RFC3986 (1) MUST be encoded in percent as defined in RFC3986 (1) above
for comparison.

So I think you should use your second form, but as StephenOstermiller noted, you should not code everything, just the URI part:

Disallow: /%D7%9E%D7%93%D7%99%D7%94_%D7%95%D7%99%D7%A7%D7%99%3A%2A

I am not sure about your final :*This depends on the desired semantics. For more information, see https://tools.ietf.org/html/rfc3986#section-2.2; * should only be encoded in percent if you specifically want to match this character. If you need the "Glob" behavior to find something, you do not have to code it.

robots.txt – Hides RTL encoded URLs

Google urges to have robots.txt For information on standardization (format of the content), as this has never been the case, see the announcement at https://webmasters.googleblog.com/2019/07/rep-id.html. This is happening right now at the IETF with this draft: https://tools.ietf.org/html/draft-koster-rep-00

The Google Help page already points to it, so we can safely use it as a formal specification.

If you read it, you will find this grammar (I have retained only the parts relevant to our discussion):

rule = *WS ("allow" / "disallow") *WS ":"
       *WS (path-pattern / empty-pattern) EOL

path-pattern = "/" *(UTF8-char-noctl) ; valid URI path pattern

; UTF8 derived from RFC3629, but excluding control characters

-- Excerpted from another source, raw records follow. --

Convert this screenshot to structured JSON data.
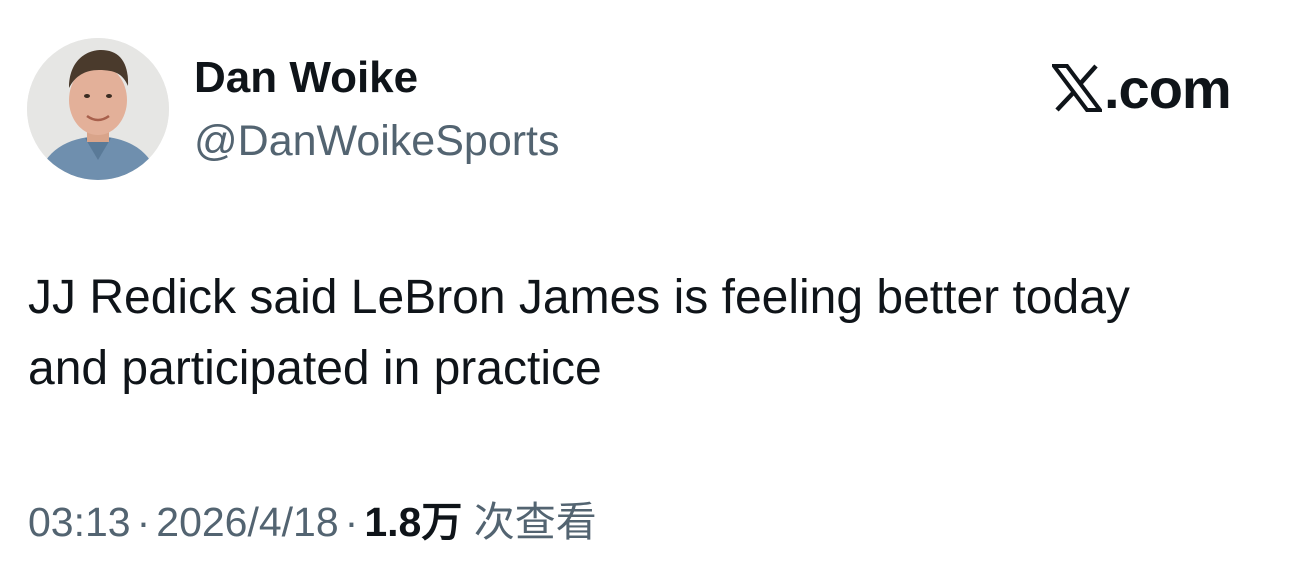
{
  "author": {
    "display_name": "Dan Woike",
    "handle": "@DanWoikeSports"
  },
  "brand": {
    "domain": ".com",
    "icon": "x-logo-icon"
  },
  "tweet": {
    "text_line_1": "JJ Redick said LeBron James is feeling better today",
    "text_line_2": "and participated in practice"
  },
  "meta": {
    "time": "03:13",
    "separator": "·",
    "date": "2026/4/18",
    "views_count": "1.8万",
    "views_label": "次查看"
  },
  "colors": {
    "text_primary": "#0f1419",
    "text_secondary": "#536471",
    "background": "#ffffff"
  }
}
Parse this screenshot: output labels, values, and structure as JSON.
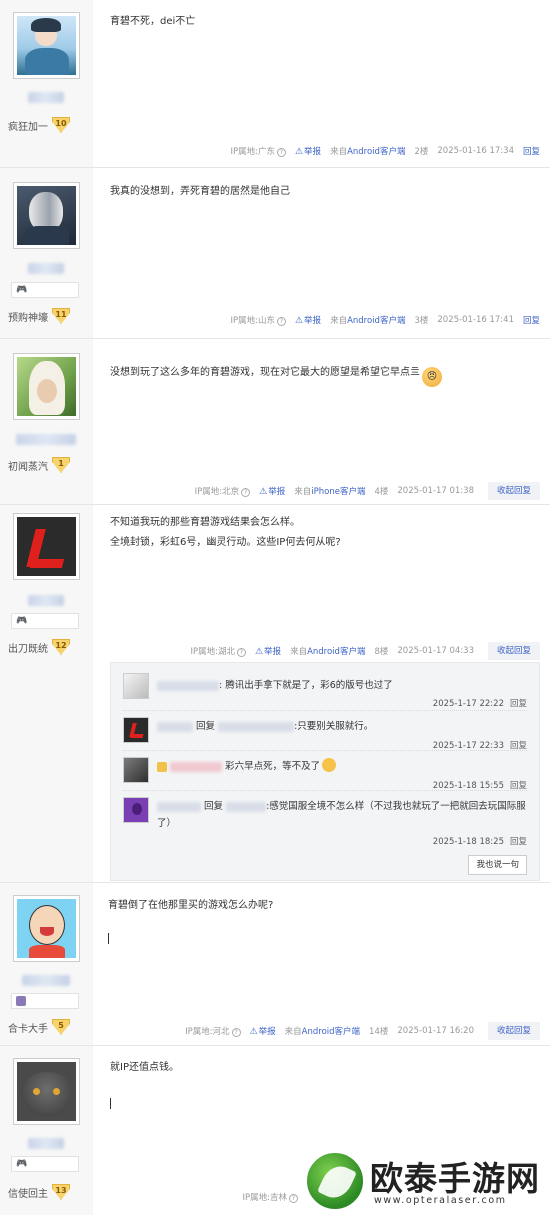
{
  "posts": [
    {
      "text": [
        "育碧不死，dei不亡"
      ],
      "level_name": "疯狂加一",
      "level_num": "10",
      "ip": "IP属地:广东",
      "report": "举报",
      "client_prefix": "来自",
      "client": "Android客户端",
      "floor": "2楼",
      "time": "2025-01-16 17:34",
      "reply": "回复"
    },
    {
      "text": [
        "我真的没想到，弄死育碧的居然是他自己"
      ],
      "level_name": "预购神壕",
      "level_num": "11",
      "ip": "IP属地:山东",
      "report": "举报",
      "client_prefix": "来自",
      "client": "Android客户端",
      "floor": "3楼",
      "time": "2025-01-16 17:41",
      "reply": "回复"
    },
    {
      "text": [
        "没想到玩了这么多年的育碧游戏，现在对它最大的愿望是希望它早点亖"
      ],
      "level_name": "初闻蒸汽",
      "level_num": "1",
      "ip": "IP属地:北京",
      "report": "举报",
      "client_prefix": "来自",
      "client": "iPhone客户端",
      "floor": "4楼",
      "time": "2025-01-17 01:38",
      "reply": "收起回复"
    },
    {
      "text": [
        "不知道我玩的那些育碧游戏结果会怎么样。",
        "全境封锁，彩虹6号，幽灵行动。这些IP何去何从呢?"
      ],
      "level_name": "出刀既统",
      "level_num": "12",
      "ip": "IP属地:湖北",
      "report": "举报",
      "client_prefix": "来自",
      "client": "Android客户端",
      "floor": "8楼",
      "time": "2025-01-17 04:33",
      "reply": "收起回复"
    },
    {
      "text": [
        "育碧倒了在他那里买的游戏怎么办呢?"
      ],
      "level_name": "合卡大手",
      "level_num": "5",
      "ip": "IP属地:河北",
      "report": "举报",
      "client_prefix": "来自",
      "client": "Android客户端",
      "floor": "14楼",
      "time": "2025-01-17 16:20",
      "reply": "收起回复"
    },
    {
      "text": [
        "就IP还值点钱。"
      ],
      "level_name": "信使回主",
      "level_num": "13",
      "ip": "IP属地:吉林"
    }
  ],
  "comments": [
    {
      "text": ": 腾讯出手拿下就是了，彩6的版号也过了",
      "time": "2025-1-17 22:22",
      "reply": "回复"
    },
    {
      "reply_word": "回复",
      "text": ":只要别关服就行。",
      "time": "2025-1-17 22:33",
      "reply": "回复"
    },
    {
      "text": "彩六早点死，等不及了",
      "time": "2025-1-18 15:55",
      "reply": "回复"
    },
    {
      "reply_word": "回复",
      "text": ":感觉国服全境不怎么样（不过我也就玩了一把就回去玩国际服了）",
      "time": "2025-1-18 18:25",
      "reply": "回复"
    }
  ],
  "say_button": "我也说一句",
  "watermark": {
    "name": "欧泰手游网",
    "url": "www.opteralaser.com"
  }
}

UTF8-char-noctl = UTF8-1-noctl / UTF8-2 / UTF8-3 / UTF8-4
UTF8-1-noctl = %x21 / %x22 / %x24-7F ; excluding control, space, '#'
UTF8-2 = %xC2-DF UTF8-tail
UTF8-3 = %xE0 %xA0-BF UTF8-tail / %xE1-EC 2( UTF8-tail ) /
         %xED %x80-9F UTF8-tail / %xEE-EF 2( UTF8-tail )
UTF8-4 = %xF0 %x90-BF 2( UTF8-tail ) / %xF1-F3 3( UTF8-tail ) /
         %xF4 %x80-8F 2( UTF8-tail )

UTF8-tail = %x80-BF

In short, while you can use UTF-8, it must be encoded according to RFC3986.

This will be done later in the document:

Octets in the paths URI and robots.txt outside the scope of the US
ASCII-encoded character set and the reserved area of
RFC3986 (1) MUST be encoded in percent as defined in RFC3986 (1) above
for comparison.

So I think you should use your second form, but as StephenOstermiller noted, you should not code everything, just the URI part:

Disallow: /%D7%9E%D7%93%D7%99%D7%94_%D7%95%D7%99%D7%A7%D7%99%3A%2A

I am not sure about your final :*This depends on the desired semantics. For more information, see https://tools.ietf.org/html/rfc3986#section-2.2; * should only be encoded in percent if you specifically want to match this character. If you need the "Glob" behavior to find something, you do not have to code it.

robots.txt — hide RTL encoded URLs

I have a MediaWiki 1.32.0 RTL site (Hebrew) and want to hide some of their URLs from search engines like Google and Bing robots.txt,

The robots.txt command Disallow: /מדיה_ויקי:* can have two UTF-8 Versions for RTL languages ​​(in this case, Hebrew); one is decoded and one is encoded;

decoded:

Disallow: /מדיה_ויקי:*

coded:

Disallow%3A+%2F%D7%9E%D7%93%D7%99%D7%94_%D7%95%D7%99%D7%A7%D7%99%3A%2A

Both are essentially the same – disabling the indexing of everything that starts with מדיה-ויקי:,

Which one should I include in robots.txt?